I think there’s a lot to be learned by finding someone or an organization to mentor you. I would certainly have benefitted from working with other nonprofits. And B Corp businesses, too. I didn’t know much about that concept.
There’s a lot to be learned. There are a lot of resources out there, too. If you are starting a nonprofit, really pay attention to what’s happening in your neighborhood, town, city, and region. Use the things that are working. Let it mature in concept before you spring it on the world. Talk to other people about it. Look and see what else is out there.
6. In 2017, we’re seeing a lot of people getting more involved in grassroots and activism. What tips and advice do you have for people who are thinking about starting their own nonprofit organization?
Yeah, especially working with children. In 2007, we started an out-of-school program working with kids aged 11-14. This out-of-school time is an incredibly important time for children. You can really focus on fostering environmental stewards and activists. We’re working right now on a unit about climate change and social justice and boy, do they like that. And giving it to them in a way that they are not just paralyzed by that. Kids have a role in that. So, out-of-school time, and middle schoolers are the best. People should consider working with that age group. It’s a real turning point in one’s life.
And environmental education connects with transportation, as well. I’ve become much more passionate about urban transportation since I’ve worked with kids. They use bicycles and public transportation. And urban life –they’re the leaders. There are many frightening things happening environmentally, and many positive. If we can engage our youth, I think the potential is enormous.
If you’re thinking about starting your own nonprofit, nurture connections with your community, other nonprofits, and B Corp businesses, says Hirschi. Image courtesy of CitySprouts.
7. What was the most surprising thing to you about starting a nonprofit?
I think the most surprising thing to me was how many different kinds of children loved the garden. You think children who grew up playing outside will, but what I didn’t anticipate is that kids who had never been exposed to it would love it just as much. I’ve been surprised at how much teachers and families love it, too. They can see how important it is.

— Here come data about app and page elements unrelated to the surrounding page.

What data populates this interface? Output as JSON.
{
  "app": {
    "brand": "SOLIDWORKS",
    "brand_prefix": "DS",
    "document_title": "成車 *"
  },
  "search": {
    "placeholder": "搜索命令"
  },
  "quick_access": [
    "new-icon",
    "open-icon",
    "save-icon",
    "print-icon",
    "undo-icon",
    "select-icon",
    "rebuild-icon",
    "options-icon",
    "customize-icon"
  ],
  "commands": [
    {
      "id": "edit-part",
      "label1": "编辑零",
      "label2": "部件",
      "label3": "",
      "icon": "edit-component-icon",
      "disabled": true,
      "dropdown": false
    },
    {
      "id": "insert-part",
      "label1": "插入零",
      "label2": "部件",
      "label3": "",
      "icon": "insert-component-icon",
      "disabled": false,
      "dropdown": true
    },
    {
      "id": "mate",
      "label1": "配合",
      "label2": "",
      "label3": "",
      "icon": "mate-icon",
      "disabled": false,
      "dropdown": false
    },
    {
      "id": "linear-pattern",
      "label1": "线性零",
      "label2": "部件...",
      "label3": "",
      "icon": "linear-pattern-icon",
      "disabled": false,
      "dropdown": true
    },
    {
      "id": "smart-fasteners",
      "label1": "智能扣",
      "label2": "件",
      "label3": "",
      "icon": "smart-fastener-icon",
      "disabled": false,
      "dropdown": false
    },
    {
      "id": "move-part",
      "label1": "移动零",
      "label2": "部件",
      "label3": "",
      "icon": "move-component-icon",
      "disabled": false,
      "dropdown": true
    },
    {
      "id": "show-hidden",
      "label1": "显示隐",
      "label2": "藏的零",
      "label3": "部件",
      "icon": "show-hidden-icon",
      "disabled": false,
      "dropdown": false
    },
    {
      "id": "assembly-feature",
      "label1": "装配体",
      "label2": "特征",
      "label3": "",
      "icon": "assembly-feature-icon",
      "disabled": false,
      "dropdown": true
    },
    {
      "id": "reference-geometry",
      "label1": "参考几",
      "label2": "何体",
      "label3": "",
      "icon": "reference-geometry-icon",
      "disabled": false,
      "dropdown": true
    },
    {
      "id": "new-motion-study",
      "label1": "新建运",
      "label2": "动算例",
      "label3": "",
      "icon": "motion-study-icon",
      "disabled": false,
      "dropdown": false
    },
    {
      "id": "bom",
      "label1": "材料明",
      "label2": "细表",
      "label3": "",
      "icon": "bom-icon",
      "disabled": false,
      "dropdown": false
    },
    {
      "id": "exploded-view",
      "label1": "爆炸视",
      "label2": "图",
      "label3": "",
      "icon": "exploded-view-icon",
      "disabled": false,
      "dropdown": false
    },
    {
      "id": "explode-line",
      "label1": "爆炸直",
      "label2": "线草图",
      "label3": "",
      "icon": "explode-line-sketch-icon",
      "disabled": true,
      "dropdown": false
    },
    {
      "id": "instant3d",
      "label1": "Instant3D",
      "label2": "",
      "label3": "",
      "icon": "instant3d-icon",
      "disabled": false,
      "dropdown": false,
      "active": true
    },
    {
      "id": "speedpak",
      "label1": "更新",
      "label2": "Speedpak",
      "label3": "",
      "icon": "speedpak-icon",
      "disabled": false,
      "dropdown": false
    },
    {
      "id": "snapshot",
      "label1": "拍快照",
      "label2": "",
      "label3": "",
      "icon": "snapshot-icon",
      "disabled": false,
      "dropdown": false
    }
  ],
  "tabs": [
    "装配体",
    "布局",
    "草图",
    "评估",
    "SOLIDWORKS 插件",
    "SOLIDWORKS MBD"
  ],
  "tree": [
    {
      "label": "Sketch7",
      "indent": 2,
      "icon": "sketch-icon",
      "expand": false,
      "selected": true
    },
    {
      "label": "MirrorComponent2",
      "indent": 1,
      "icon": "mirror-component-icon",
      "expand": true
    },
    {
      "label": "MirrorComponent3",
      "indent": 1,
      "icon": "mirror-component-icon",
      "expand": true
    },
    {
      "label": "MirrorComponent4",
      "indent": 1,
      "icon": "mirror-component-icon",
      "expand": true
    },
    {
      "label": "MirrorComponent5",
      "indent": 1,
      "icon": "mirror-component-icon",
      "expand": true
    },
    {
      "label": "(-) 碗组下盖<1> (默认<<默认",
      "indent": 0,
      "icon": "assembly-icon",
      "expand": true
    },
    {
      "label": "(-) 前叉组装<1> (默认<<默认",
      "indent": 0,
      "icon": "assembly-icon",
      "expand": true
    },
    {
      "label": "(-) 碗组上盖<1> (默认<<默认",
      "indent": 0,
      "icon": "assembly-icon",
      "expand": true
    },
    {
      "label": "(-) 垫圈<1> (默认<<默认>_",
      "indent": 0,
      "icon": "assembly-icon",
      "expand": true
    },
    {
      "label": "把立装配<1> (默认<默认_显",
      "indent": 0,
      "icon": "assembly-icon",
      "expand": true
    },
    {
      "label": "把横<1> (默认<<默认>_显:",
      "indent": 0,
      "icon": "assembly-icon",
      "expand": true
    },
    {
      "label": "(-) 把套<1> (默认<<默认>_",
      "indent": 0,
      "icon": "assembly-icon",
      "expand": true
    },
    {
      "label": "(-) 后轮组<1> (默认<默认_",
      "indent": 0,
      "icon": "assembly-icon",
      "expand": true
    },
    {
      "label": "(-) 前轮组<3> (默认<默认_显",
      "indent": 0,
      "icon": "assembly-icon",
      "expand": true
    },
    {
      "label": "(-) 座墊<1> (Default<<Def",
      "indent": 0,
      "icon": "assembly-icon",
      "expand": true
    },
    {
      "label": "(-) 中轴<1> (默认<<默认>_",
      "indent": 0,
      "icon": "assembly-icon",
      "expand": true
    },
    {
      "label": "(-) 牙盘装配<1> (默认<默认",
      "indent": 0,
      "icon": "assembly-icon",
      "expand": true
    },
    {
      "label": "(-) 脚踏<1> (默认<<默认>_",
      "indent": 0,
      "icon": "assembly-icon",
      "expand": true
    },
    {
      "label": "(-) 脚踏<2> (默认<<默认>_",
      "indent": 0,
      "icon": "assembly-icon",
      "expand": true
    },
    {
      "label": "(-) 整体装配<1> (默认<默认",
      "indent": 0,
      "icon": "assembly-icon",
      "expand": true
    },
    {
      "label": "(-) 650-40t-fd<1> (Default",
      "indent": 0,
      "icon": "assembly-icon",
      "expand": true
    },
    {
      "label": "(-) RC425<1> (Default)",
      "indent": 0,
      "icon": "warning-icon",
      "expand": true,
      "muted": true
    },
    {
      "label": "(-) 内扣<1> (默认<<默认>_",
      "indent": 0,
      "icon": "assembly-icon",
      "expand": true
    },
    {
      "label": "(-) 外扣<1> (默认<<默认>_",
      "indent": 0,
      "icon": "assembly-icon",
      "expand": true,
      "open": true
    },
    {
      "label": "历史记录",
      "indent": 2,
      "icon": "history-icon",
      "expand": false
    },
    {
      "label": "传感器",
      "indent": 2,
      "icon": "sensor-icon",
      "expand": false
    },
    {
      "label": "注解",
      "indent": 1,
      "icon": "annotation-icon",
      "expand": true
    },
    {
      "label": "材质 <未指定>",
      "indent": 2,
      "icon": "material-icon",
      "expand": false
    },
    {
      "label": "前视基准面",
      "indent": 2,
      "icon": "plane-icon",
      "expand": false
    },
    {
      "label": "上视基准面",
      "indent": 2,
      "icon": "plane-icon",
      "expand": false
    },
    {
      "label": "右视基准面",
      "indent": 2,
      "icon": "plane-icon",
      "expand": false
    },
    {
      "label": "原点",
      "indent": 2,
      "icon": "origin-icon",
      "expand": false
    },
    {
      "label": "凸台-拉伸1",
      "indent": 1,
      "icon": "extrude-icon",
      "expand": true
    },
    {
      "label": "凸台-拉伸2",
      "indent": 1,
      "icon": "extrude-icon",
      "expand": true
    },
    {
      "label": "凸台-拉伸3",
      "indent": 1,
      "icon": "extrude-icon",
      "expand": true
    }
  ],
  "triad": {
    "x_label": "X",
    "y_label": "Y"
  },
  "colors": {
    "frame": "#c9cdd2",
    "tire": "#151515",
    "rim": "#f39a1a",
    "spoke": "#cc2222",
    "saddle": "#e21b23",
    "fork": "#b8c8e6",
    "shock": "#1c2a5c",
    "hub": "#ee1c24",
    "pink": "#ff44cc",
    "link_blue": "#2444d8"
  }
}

Without that demand from families, we almost would have given up. It’s a lot of work. When I feel like it’s too much to learn or too relentless, I feel like I can’t let those children or their families down. We can’t give up.
8. How do you recommend people get started in activism and nonprofit work?
I think most nonprofits are set up for volunteers, so in a word I would say, “volunteering.” And thinking about an idea you are passionate about—or maybe you don’t have an idea, but an area you are passionate about, and finding groups working in that area. In that process, see where there is a need for that great idea.
Jane Hirschi was introduced to school gardens more than fifteen years ago when her children first started kindergarten in the Cambridge Public Schools. As the founding director of CitySprouts in 2001, Jane has been an integral part of building the CitySprouts program in Cambridge and Boston, Massachusetts. She grew up with lots of space and time to climb trees, explore her neighborhood, and turn compost with her dad in the backyard. Jane is passionate about making sure that all children have the chance to know the natural surroundings where they live, whether that’s country or city. In 2008, Jane was selected as one of six regional Social Innovators by Root Cause Social Innovation Forum. Jane holds a Masters in Communication Studies as well as a Bachelor of Arts in Philosophy from the University of Maine at Orono. Her book, Ripe for Change: Garden-Based Learning in Schools, was published by Harvard Education Press in 2015.